Gamification, or the process of applying game mechanics to enhance real world contexts, is becoming increasingly popular as its potential for learning is realized. As the strategy develops and evolves, it is important to establish a unified vocabulary to discuss the dynamics of games as an educational tool, which Kapp’s book provides in great depth. The book contains anecdotal examples that are readily accessible to a newcomer of game creation but it also dives deep into defining the components of games and their dynamics as learning tools. This book will provide a strong foundation for any reader interested in the subject and is also a great reference for seasoned professionals.

He begins the book by defining gamification, in order to dismiss any misconceived notions about some of its more commonly used elements —such as points, rewards, and badges—that are the most obvious and often misused elements in trying to transform tasks into a games. In the beginning Kapp’s breakdown of what a game is not left me asking, “What’s left?” This is where the book gets interesting—taking the reader through the complex world of game design. I’ve been a fan of games for my whole life, particularly videogames, and as I read the book I started to recognize aspects of games that I have experienced before but didn’t have the right words to describe them.

Looking at games as an educational tool, players are synonymous with students and game designers with teachers. But students are not the only ones learning in this situation. Game designers must also learn a great deal about their players. Consideration has to be put into providing players with an engrossing experience that successfully merges the lessons being taught with the correct gameplay elements to support that education. “It takes a great deal of design and up-front work to determine which game elements should map to which types of content and what incentives and rewards work with what type of environment,” Kapp says. Successful games are a well-choreographed set of events by game designers built to immerse players.

In order to describe the ways that players become engaged in games, Kapp describes a number of learning theories that support the use of games in teaching people. Beyond points and rewards, games provide motivation through challenges. Scaffolding, a theory that players can progress towards independent problem solving by completing progressive challenges with decreasing guidance, forces players to build on their experience in a game to reach new levels.
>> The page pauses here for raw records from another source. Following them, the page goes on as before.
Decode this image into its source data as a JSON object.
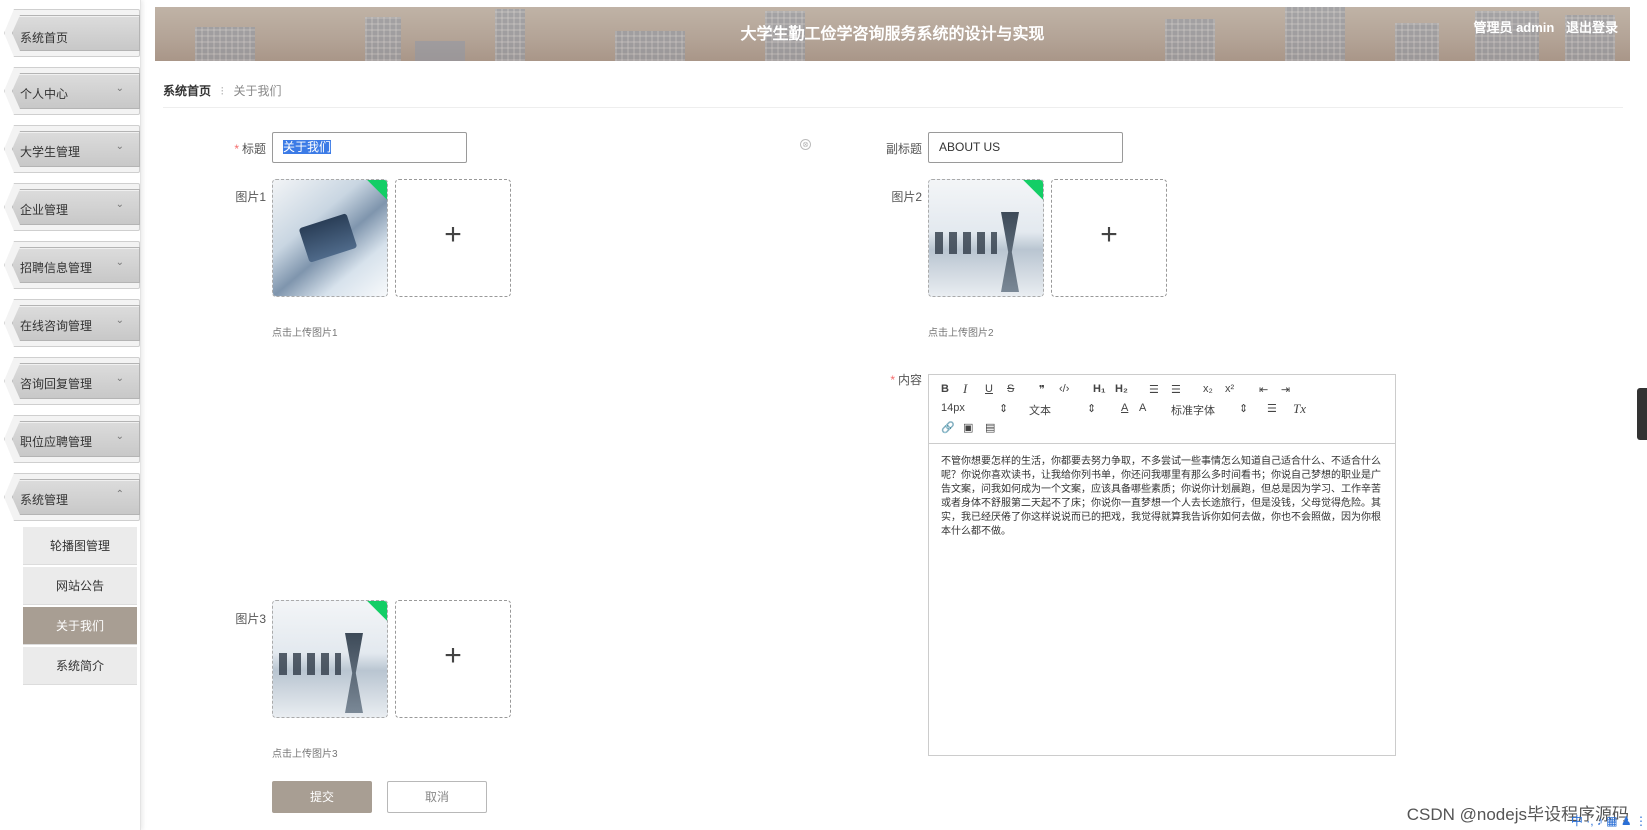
{
  "sidebar": {
    "items": [
      {
        "label": "系统首页",
        "chevron": ""
      },
      {
        "label": "个人中心",
        "chevron": "⌄"
      },
      {
        "label": "大学生管理",
        "chevron": "⌄"
      },
      {
        "label": "企业管理",
        "chevron": "⌄"
      },
      {
        "label": "招聘信息管理",
        "chevron": "⌄"
      },
      {
        "label": "在线咨询管理",
        "chevron": "⌄"
      },
      {
        "label": "咨询回复管理",
        "chevron": "⌄"
      },
      {
        "label": "职位应聘管理",
        "chevron": "⌄"
      },
      {
        "label": "系统管理",
        "chevron": "⌃"
      }
    ],
    "sub_items": [
      {
        "label": "轮播图管理"
      },
      {
        "label": "网站公告"
      },
      {
        "label": "关于我们"
      },
      {
        "label": "系统简介"
      }
    ],
    "active_sub": "关于我们"
  },
  "header": {
    "title": "大学生勤工俭学咨询服务系统的设计与实现",
    "role": "管理员 admin",
    "logout": "退出登录"
  },
  "breadcrumb": {
    "home": "系统首页",
    "separator": "⁝",
    "current": "关于我们"
  },
  "form": {
    "title_label": "标题",
    "title_value": "关于我们",
    "subtitle_label": "副标题",
    "subtitle_value": "ABOUT US",
    "image1_label": "图片1",
    "image1_hint": "点击上传图片1",
    "image2_label": "图片2",
    "image2_hint": "点击上传图片2",
    "image3_label": "图片3",
    "image3_hint": "点击上传图片3",
    "content_label": "内容",
    "upload_plus": "+",
    "clear_icon": "⊗"
  },
  "editor": {
    "toolbar": {
      "bold": "B",
      "italic": "I",
      "underline": "U",
      "strike": "S",
      "quote": "❞",
      "code": "‹/›",
      "h1": "H₁",
      "h2": "H₂",
      "ol": "☰",
      "ul": "☰",
      "sub": "x₂",
      "sup": "x²",
      "outdent": "⇤",
      "indent": "⇥",
      "size": "14px",
      "block": "文本",
      "font": "标准字体",
      "color": "A",
      "bg": "A",
      "align": "☰",
      "clean": "Tx",
      "link": "🔗",
      "image": "▣",
      "video": "▤"
    },
    "content": "不管你想要怎样的生活，你都要去努力争取，不多尝试一些事情怎么知道自己适合什么、不适合什么呢？你说你喜欢读书，让我给你列书单，你还问我哪里有那么多时间看书；你说自己梦想的职业是广告文案，问我如何成为一个文案，应该具备哪些素质；你说你计划晨跑，但总是因为学习、工作辛苦或者身体不舒服第二天起不了床；你说你一直梦想一个人去长途旅行，但是没钱，父母觉得危险。其实，我已经厌倦了你这样说说而已的把戏，我觉得就算我告诉你如何去做，你也不会照做，因为你根本什么都不做。"
  },
  "buttons": {
    "submit": "提交",
    "cancel": "取消"
  },
  "watermark": "CSDN @nodejs毕设程序源码",
  "ime": "中 ·, ♪ ▦ ♟ ⋮",
  "colors": {
    "accent": "#a89e93",
    "required": "#f56c6c",
    "selection": "#3c7be6",
    "upload_success": "#13ce66"
  }
}
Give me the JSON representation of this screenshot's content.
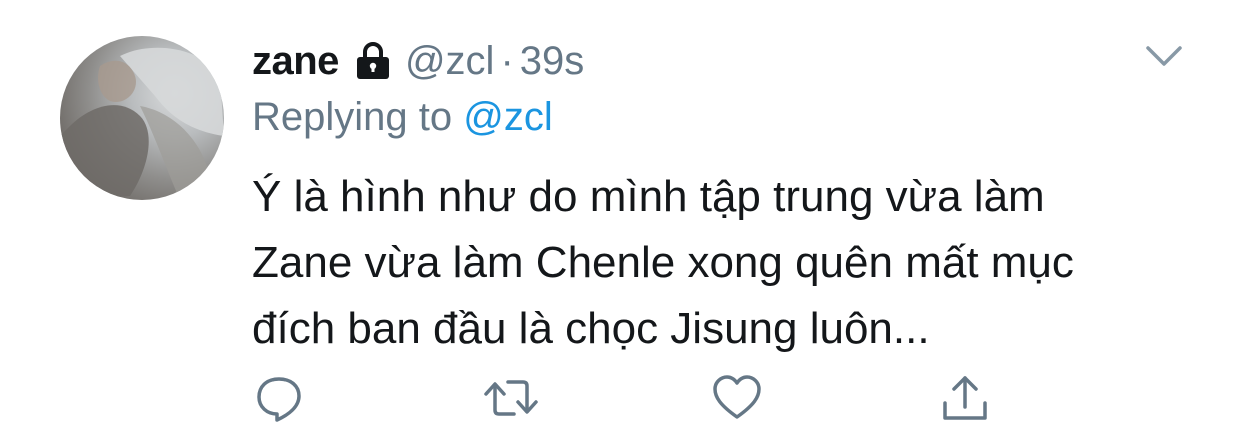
{
  "tweet": {
    "author": {
      "display_name": "zane",
      "handle": "@zcl",
      "avatar_icon": "avatar-photo",
      "protected_icon": "lock-icon"
    },
    "separator": "·",
    "timestamp": "39s",
    "replying_to": {
      "prefix": "Replying to",
      "mention": "@zcl"
    },
    "text_lines": [
      "Ý là hình như do mình tập trung vừa làm",
      "Zane vừa làm Chenle xong quên mất mục",
      "đích ban đầu là chọc Jisung luôn..."
    ],
    "actions": [
      {
        "name": "reply",
        "icon": "reply-icon"
      },
      {
        "name": "retweet",
        "icon": "retweet-icon"
      },
      {
        "name": "like",
        "icon": "heart-icon"
      },
      {
        "name": "share",
        "icon": "share-icon"
      }
    ],
    "menu_icon": "chevron-down-icon"
  },
  "colors": {
    "primary_text": "#14171a",
    "secondary_text": "#657786",
    "link": "#1b95e0",
    "icon": "#657786",
    "background": "#ffffff"
  }
}
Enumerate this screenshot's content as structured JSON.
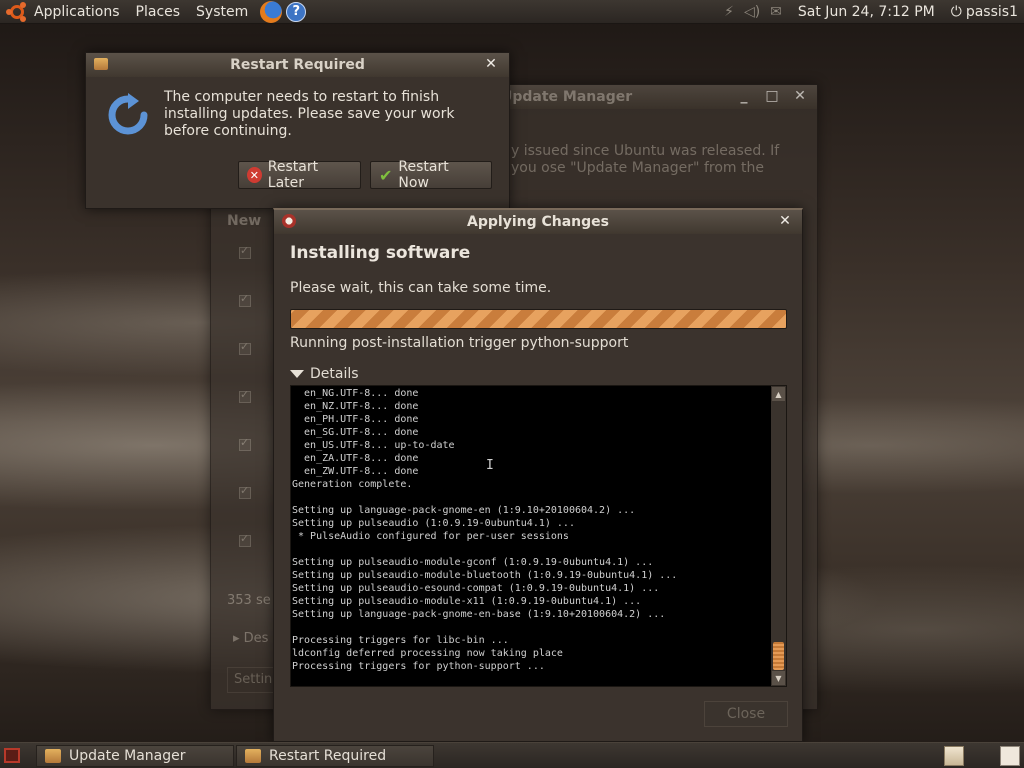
{
  "top_panel": {
    "menus": [
      "Applications",
      "Places",
      "System"
    ],
    "clock": "Sat Jun 24,  7:12 PM",
    "user": "passis1"
  },
  "update_manager": {
    "title": "Update Manager",
    "text": "y issued since Ubuntu was released. If you ose \"Update Manager\" from the",
    "column_head": "New",
    "count": "353 se",
    "desc": "Des",
    "setting": "Settin",
    "window_controls": [
      "_",
      "□",
      "✕"
    ]
  },
  "restart_dialog": {
    "title": "Restart Required",
    "message": "The computer needs to restart to finish installing updates. Please save your work before continuing.",
    "restart_later": "Restart Later",
    "restart_now": "Restart Now",
    "close_glyph": "✕"
  },
  "applying_changes": {
    "title": "Applying Changes",
    "heading": "Installing software",
    "subtitle": "Please wait, this can take some time.",
    "progress_fraction": 1.0,
    "status": "Running post-installation trigger python-support",
    "details_label": "Details",
    "close_label": "Close",
    "close_glyph": "✕",
    "terminal": "  en_NG.UTF-8... done\n  en_NZ.UTF-8... done\n  en_PH.UTF-8... done\n  en_SG.UTF-8... done\n  en_US.UTF-8... up-to-date\n  en_ZA.UTF-8... done\n  en_ZW.UTF-8... done\nGeneration complete.\n\nSetting up language-pack-gnome-en (1:9.10+20100604.2) ...\nSetting up pulseaudio (1:0.9.19-0ubuntu4.1) ...\n * PulseAudio configured for per-user sessions\n\nSetting up pulseaudio-module-gconf (1:0.9.19-0ubuntu4.1) ...\nSetting up pulseaudio-module-bluetooth (1:0.9.19-0ubuntu4.1) ...\nSetting up pulseaudio-esound-compat (1:0.9.19-0ubuntu4.1) ...\nSetting up pulseaudio-module-x11 (1:0.9.19-0ubuntu4.1) ...\nSetting up language-pack-gnome-en-base (1:9.10+20100604.2) ...\n\nProcessing triggers for libc-bin ...\nldconfig deferred processing now taking place\nProcessing triggers for python-support ..."
  },
  "taskbar": {
    "items": [
      "Update Manager",
      "Restart Required"
    ]
  },
  "colors": {
    "accent": "#e7a25f",
    "panel": "#3d3731",
    "window": "#3b332d"
  }
}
Another theory is the idea of flow, which describes the sensation of losing track of time while engaged in something. It is most often experienced when the challenges being presented to a player are well-balanced with the person’s abilities. Trying to create instruction that will facilitate a flow experience is a strong goal for a designer.

As the conversation about games becomes louder and their acceptance as a serious learning tool becomes more widespread, I’m looking forward to exploring these and other subjects that Kapp covers in his book in more depth. At Think Brownstone we are passionate about providing rich experiences and intelligent solutions to our clients, so it should come as no surprise that quite a few of us have our heads wrapped up in how to incorporate elements of gameplay into our designs. Our in-house gamers continue to explore games as a medium and the blurring lines between entertainment, challenge, and education, employing the advice Kapp offers in his last chapter, “If you want to learn more, play games”. (There is also a standing challenge for anyone interested in battling Mike Colibraro in Mario Kart: Double Dash. He will not go easy on you.) Are you ready to play?

Mike C's hanging threat